By Whitney Hale
(April 15, 2015) — University of Kentucky Libraries Special Collections Research Center will host an opening reception for an exhibit highlighting four undergraduates' Learning Lab internship projects from 3-4:30 p.m. Thursday, April 16, in the Great Hall of the Margaret I. King Library Building. The event will feature presentations from the four Learning Lab interns, including commentary on their scholarly projects.
The Learning Lab internship, now in its third year, is an experiential learning program that introduces undergraduate students to archival processing and theory using rare and unique resources in UK's Special Collections Research Center. The program is designed to increase the accessibility of those resources and research output by mandating that all students complete a scholarly project during the internship.
Learning Lab intern Ann Baillie, a rising junior and English major from the Chicago area, processed The Cakes and Ale Club records belonging to library advocate and lawyer Samuel M. Wilson. Baillie's project on the records is a scholarly article that will be published in a new archives-related journal called The Reading Room, published by the University at Buffalo (Buffalo, New York). Publication is expected for summer 2015.

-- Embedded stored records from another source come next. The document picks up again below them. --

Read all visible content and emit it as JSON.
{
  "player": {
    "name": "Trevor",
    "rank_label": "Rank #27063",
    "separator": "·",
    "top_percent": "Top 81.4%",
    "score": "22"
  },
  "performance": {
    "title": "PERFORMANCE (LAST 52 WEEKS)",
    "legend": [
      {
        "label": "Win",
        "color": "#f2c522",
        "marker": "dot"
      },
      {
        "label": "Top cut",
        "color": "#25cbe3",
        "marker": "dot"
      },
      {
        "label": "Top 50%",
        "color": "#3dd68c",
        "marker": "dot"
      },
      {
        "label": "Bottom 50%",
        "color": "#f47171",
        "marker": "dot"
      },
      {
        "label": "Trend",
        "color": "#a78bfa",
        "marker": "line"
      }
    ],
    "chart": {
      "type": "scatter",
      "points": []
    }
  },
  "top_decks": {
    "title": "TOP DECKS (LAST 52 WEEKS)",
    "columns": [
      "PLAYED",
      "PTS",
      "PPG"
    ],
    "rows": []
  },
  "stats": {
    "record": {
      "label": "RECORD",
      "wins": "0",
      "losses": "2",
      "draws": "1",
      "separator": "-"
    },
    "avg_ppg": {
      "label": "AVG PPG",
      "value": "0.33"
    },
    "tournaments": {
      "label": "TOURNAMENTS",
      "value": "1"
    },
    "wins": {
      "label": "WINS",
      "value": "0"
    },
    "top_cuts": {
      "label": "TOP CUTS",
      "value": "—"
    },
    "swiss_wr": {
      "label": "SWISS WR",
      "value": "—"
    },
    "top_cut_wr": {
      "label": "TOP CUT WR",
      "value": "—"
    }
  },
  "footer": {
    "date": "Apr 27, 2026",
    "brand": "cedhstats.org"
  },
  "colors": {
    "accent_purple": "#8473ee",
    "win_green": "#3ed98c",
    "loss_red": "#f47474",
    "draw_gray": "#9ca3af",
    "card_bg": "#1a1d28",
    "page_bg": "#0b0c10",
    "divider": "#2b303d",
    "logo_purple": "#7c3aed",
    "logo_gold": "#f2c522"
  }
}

Faith VanMeter, a rising senior majoring in psychology and piano performance from Greensburg, Kentucky, created a digital humanities rendering of the history of Lexington's Narcotics Farm, which closed in 1974. VanMeter's project dovetails with STEM research she has done as a Chellgren Fellow that studies correlations between substance abuse, socioeconomic status and child abuse. VanMeter's scholarly project will be a poster presentation at the 2015 Kentucky Library Association Conference to be held in September in Louisville, Kentucky.
Interns Lauren Farmer, a graduating history and secondary social studies education senior from Lexington, and Kristen Thornsberry, a rising senior and history major from Richmond, Kentucky, have processed the Faulconer, Johnstone, Shelby, Tevis and Potter papers, which comprise various Kentucky-related topics of the hemp industry, Southern economics, slavery and genealogy. Their scholarly project is a digital humanities research tool integrating GIS and primary source documents from the collection to explore various aspects of Kentucky and broader Southern history.

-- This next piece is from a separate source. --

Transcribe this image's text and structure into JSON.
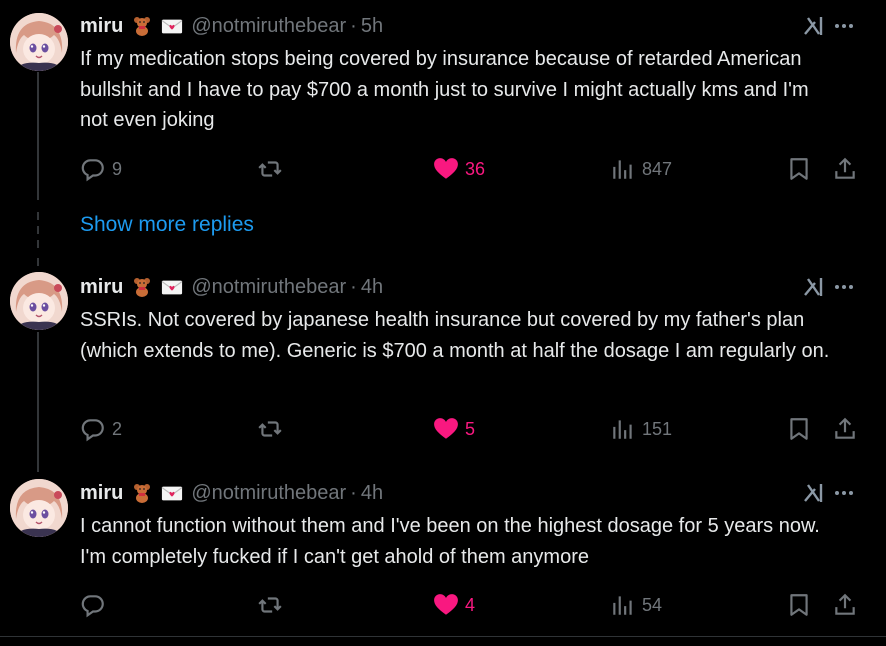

In addition to the exhibit and presentation, the Special Collections' Learning Lab projects will be available online by April 20. For more information, contact Stacie Williams, Learning Lab manager at UK Special Collections Research Center, at 859- 257-8371 or email email@example.com.

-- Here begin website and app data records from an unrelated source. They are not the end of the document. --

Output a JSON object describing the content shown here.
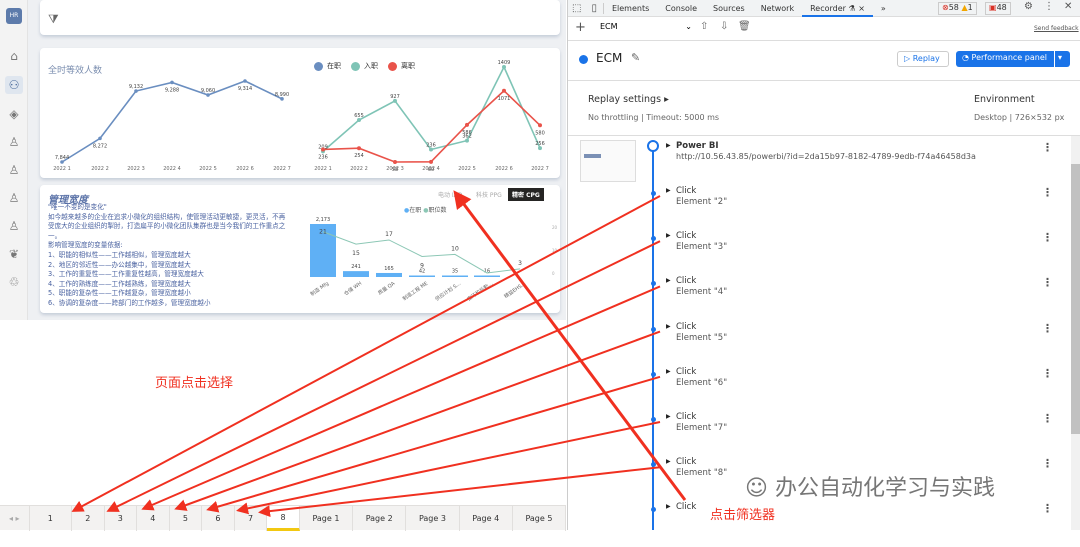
{
  "sidebar": {
    "avatar": "HR",
    "icons": [
      "home-icon",
      "people-icon",
      "layers-icon",
      "person-add-icon",
      "person-remove-icon",
      "person-edit-icon",
      "person-settings-icon",
      "leaf-icon",
      "recycle-icon"
    ],
    "selected": 1
  },
  "fte_chart": {
    "title": "全时等效人数"
  },
  "flow_chart": {
    "legend": [
      "在职",
      "入职",
      "离职"
    ]
  },
  "span": {
    "title": "管理宽度",
    "lines": [
      "\"唯一不变的是变化\"",
      "如今越来越多的企业在追求小微化的组织结构，使管理活动更敏捷，更灵活，不再受庞大的企业组织的掣肘，打造扁平的小微化团队集群也是当今我们的工作重点之一。",
      "影响管理宽度的变量依据:",
      "1、职能的相似性——工作越相似，管理宽度越大",
      "2、地区的邻近性——办公越集中，管理宽度越大",
      "3、工作的重复性——工作重复性越高，管理宽度越大",
      "4、工作的熟练度——工作越熟练，管理宽度越大",
      "5、职能的复杂性——工作越复杂，管理宽度越小",
      "6、协调的复杂度——跨部门的工作越多，管理宽度越小"
    ],
    "slicers": [
      "电动 IAD",
      "科技 PPG",
      "精密 CPG"
    ],
    "active_slicer": 2
  },
  "chart_data": [
    {
      "type": "line",
      "title": "全时等效人数",
      "categories": [
        "2022 1",
        "2022 2",
        "2022 3",
        "2022 4",
        "2022 5",
        "2022 6",
        "2022 7"
      ],
      "series": [
        {
          "name": "",
          "values": [
            7844,
            8272,
            9132,
            9288,
            9060,
            9314,
            8990
          ],
          "labels": [
            "7,844",
            "8,272",
            "9,132",
            "9,288",
            "9,060",
            "9,314",
            "8,990"
          ]
        }
      ],
      "color": "#6a8ec0",
      "ylim": [
        7844,
        9314
      ]
    },
    {
      "type": "line",
      "categories": [
        "2022 1",
        "2022 2",
        "2022 3",
        "2022 4",
        "2022 5",
        "2022 6",
        "2022 7"
      ],
      "legend": "top",
      "series": [
        {
          "name": "入职",
          "color": "#7fc4b6",
          "values": [
            209,
            655,
            927,
            236,
            362,
            1409,
            256
          ]
        },
        {
          "name": "离职",
          "color": "#e9534a",
          "values": [
            236,
            254,
            58,
            60,
            586,
            1071,
            580
          ]
        }
      ],
      "ylim": [
        58,
        1409
      ]
    },
    {
      "type": "bar+line",
      "legend": [
        "在职",
        "职位数"
      ],
      "categories": [
        "制造 Mfg",
        "仓储 WH",
        "质量 QA",
        "制造工程 ME",
        "供应计划 S...",
        "安环和后勤...",
        "精益EHS..."
      ],
      "series": [
        {
          "name": "在职",
          "color": "#5fb0f5",
          "values": [
            2173,
            241,
            165,
            42,
            35,
            16,
            null
          ],
          "labels": [
            "2,173",
            "241",
            "165",
            "42",
            "35",
            "16",
            ""
          ]
        },
        {
          "name": "职位数",
          "color": "#8cc7b5",
          "values": [
            21,
            15,
            17,
            9,
            10,
            1,
            3
          ],
          "labels": [
            "21",
            "15",
            "17",
            "9",
            "10",
            "",
            "3"
          ]
        }
      ],
      "right_axis": [
        "20",
        "10",
        "0"
      ]
    }
  ],
  "tabs": {
    "items": [
      "1",
      "2",
      "3",
      "4",
      "5",
      "6",
      "7",
      "8",
      "Page 1",
      "Page 2",
      "Page 3",
      "Page 4",
      "Page 5"
    ],
    "active": 7
  },
  "annotations": {
    "left": "页面点击选择",
    "right": "点击筛选器",
    "watermark": "办公自动化学习与实践"
  },
  "devtools": {
    "tabs": [
      "Elements",
      "Console",
      "Sources",
      "Network",
      "Recorder ⚗ ×",
      "»"
    ],
    "errors": "58",
    "warnings": "1",
    "issues": "48",
    "recording_select": "ECM",
    "send_feedback": "Send feedback",
    "recording_title": "ECM",
    "replay": "▷ Replay",
    "performance": "Performance panel",
    "replay_settings": "Replay settings",
    "throttling": "No throttling",
    "timeout": "Timeout: 5000 ms",
    "environment": "Environment",
    "device": "Desktop",
    "viewport": "726×532 px",
    "first_step": {
      "title": "Power BI",
      "url": "http://10.56.43.85/powerbi/?id=2da15b97-8182-4789-9edb-f74a46458d3a"
    },
    "steps": [
      {
        "title": "Click",
        "sub": "Element \"2\""
      },
      {
        "title": "Click",
        "sub": "Element \"3\""
      },
      {
        "title": "Click",
        "sub": "Element \"4\""
      },
      {
        "title": "Click",
        "sub": "Element \"5\""
      },
      {
        "title": "Click",
        "sub": "Element \"6\""
      },
      {
        "title": "Click",
        "sub": "Element \"7\""
      },
      {
        "title": "Click",
        "sub": "Element \"8\""
      },
      {
        "title": "Click",
        "sub": ""
      }
    ]
  },
  "colors": {
    "accent": "#1a73e8",
    "annotation": "#f03020",
    "active_tab": "#f2c811"
  }
}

UK Special Collections Research Center is home to UK Libraries' collection of rare books, Kentuckiana, the Archives, the Louie B. Nunn Center for Oral History, the King Library Press, the Wendell H. Ford Public Policy Research Center, the Bert T. Combs Appalachian collection and the digital library, ExploreUK. The mission of the center is to locate and preserve materials documenting the social, cultural, economic and political history of the Commonwealth of Kentucky.